So you listed your home, and you’re fortunate to receive an offer and go under contract. Congrats! The next step is to prepare for your home inspection.
Typically in Denver the buyer of your home will hire a local inspector who will scour the interior and exterior of your home and identify as many issues and defects as possible. Mechanical and electrical systems, roof, foundation, sewer scopes (see the picture below) and more – your buyer’s inspector will analyze your home from top to bottom. Inspectors have a 1,600 item checklist, according to the National Association of Home Inspectors.
So how to prepare for a home inspection if you’re a seller? There’s an abundance of home inspection advice out there. Check out these Scoop articles by Amy Atkinson, a realtor here at Focus Real Estate, and Charlie Glahe, a local Denver inspector who works quite a bit in Central Park:
What to expect when you’re inspecting (Amy Atkinson)
How to prepare your home for inspection (Charlie Glahe)
Outside of Amy’s and Charlie’s advice, have three unusual tips I often tell our home sellers here at Focus. We list homes for sale in Denver for a 1.5% listing fee, and part of our services includes helping clients through every step of the sales process, including inspections.
So without further ado, here are my three unusual tips!
Prepare like you’re going to the prom
The standard inspection advice is to de-clutter your home and make sure it’s accessible for the inspector. I’d recommend treating the inspector like he or she is an extension of the buyer – and treat your inspection like it’s just as important as your most important showing. Do everything you’d do for a showing – clean, clean, clean. De-clutter, de-clutter, de-clutter. Lights on, furniture perfectly in place, grass mowed. Put your best foot forward!
While inspectors have a job to do, they’re human as well. I review inspection reports and chat with inspectors every week. With inspectors I’m friendly with you’d be surprised how quickly the conversation moves from issues with a home to the overall more subjective quality and features of a home.
Your buyer’s inspector might find the same issues with your home regardless, but the tone and overall feel of your inspection might go in a more positive direction if your house sparkles from a systems perspective – and a cosmetic perspective. In short, prepare like you’re going to the big dance!
Vacuum more than you think
This one is simple. Don’t just vacuum your carpets and floors. Go ahead and have your air returns and bathroom exhaust vacuumed out if possible before the inspector shows up.
Some inspectors will mention in their report if either the returns or exhaust are extremely dirty. This might not be a “true” inspection item that needs a contractor to remedy, but in this day and age of COVID-19 and everyone’s understandable sensitivity to cleanliness, the cleaner your house is the better, even during your inspection.

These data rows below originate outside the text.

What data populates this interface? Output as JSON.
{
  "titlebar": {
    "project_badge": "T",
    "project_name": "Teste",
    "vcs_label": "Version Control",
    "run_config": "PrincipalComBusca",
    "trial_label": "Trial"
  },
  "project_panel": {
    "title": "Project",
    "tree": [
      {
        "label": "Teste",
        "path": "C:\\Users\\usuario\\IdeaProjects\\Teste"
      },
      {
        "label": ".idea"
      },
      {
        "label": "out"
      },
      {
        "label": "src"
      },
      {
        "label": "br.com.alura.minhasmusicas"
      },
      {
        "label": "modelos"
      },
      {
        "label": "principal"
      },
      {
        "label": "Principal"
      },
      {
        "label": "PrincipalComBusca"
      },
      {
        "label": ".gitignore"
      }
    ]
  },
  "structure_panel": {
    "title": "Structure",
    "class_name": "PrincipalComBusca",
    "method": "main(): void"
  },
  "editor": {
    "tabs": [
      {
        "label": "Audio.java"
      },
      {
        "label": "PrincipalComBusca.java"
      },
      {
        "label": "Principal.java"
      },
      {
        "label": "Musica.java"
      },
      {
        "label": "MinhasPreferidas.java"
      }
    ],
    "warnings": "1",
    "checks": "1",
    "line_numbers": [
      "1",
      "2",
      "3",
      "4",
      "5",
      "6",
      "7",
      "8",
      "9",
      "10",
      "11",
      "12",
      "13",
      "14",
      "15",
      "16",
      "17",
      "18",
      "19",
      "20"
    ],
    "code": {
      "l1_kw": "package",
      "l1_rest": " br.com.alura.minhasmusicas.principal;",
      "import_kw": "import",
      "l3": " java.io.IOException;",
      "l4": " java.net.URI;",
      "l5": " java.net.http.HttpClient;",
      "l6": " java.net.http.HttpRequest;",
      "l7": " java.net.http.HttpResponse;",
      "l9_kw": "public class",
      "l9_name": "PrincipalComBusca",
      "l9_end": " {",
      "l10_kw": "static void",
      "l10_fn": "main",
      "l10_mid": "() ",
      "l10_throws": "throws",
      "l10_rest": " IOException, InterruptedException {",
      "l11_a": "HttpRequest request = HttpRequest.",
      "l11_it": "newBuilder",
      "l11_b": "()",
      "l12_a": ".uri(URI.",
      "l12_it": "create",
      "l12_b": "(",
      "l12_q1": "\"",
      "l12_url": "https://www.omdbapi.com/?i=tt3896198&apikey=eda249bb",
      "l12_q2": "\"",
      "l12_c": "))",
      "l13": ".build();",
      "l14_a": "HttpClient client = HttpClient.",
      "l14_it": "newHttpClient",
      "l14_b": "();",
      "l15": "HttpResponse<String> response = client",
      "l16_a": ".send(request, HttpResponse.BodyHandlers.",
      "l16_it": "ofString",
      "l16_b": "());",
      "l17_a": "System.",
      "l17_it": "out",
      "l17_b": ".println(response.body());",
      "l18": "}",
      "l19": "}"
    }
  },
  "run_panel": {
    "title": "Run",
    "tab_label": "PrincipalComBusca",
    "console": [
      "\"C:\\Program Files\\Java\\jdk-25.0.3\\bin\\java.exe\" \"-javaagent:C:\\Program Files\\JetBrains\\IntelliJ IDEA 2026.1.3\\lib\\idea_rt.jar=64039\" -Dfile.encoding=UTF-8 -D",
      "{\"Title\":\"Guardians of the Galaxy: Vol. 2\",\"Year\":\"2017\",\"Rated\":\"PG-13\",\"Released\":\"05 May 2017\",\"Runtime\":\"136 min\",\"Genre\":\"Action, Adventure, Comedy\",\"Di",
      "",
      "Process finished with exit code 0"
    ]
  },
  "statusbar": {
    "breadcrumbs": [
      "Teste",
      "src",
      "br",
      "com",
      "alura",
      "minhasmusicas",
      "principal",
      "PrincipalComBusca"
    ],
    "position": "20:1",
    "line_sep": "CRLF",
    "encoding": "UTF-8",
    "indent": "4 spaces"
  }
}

Also, it’s not uncommon for a buyer to request a professional exit clean before moving into your home. These deep cleans can cost anywhere from $250 – $600+ depending on the size and location of your home in Denver. If your home is already sparkling – including the returns and exhaust – you might be able to do only a “broom clean” cleaning job when you move out.
Check every light, every light bulb!
Many home inspection advice articles talk about checking your home systems, from plumbing to electrical, in advance. As part of that pre-inspection, be sure to check all your lights and light bulbs – including any staging lights you, your realtor, or your stager have put in your home.
As part of our 1.5% listing fee here at Focus, we coordinate a staging consultation with a professional stager for our clients. We’ve sold dozens of homes in Central Park and elsewhere in Denver and you’d be surprised how many homes are fully or partially staged. Anecdotally I’d say 60%+ of the homes we list are staged in some way, and in our experience those homes tend to “pop” more in listing photos and perform better on the market. As part of the staging and listing process it’s not uncommon to add lights into a home, and naturally a lot of those lights remain on constantly during showings.
When an inspector comes across a light that’s not working, he or she isn’t always sure what’s wrong. Electrical issue? Bad light? Bad light bulb? Don’t invite more scrutiny when there’s no issue. Light bulbs are easy to replace and mean one less issue to worry about.
So there you have it! Three of my slightly unusual home inspection tips.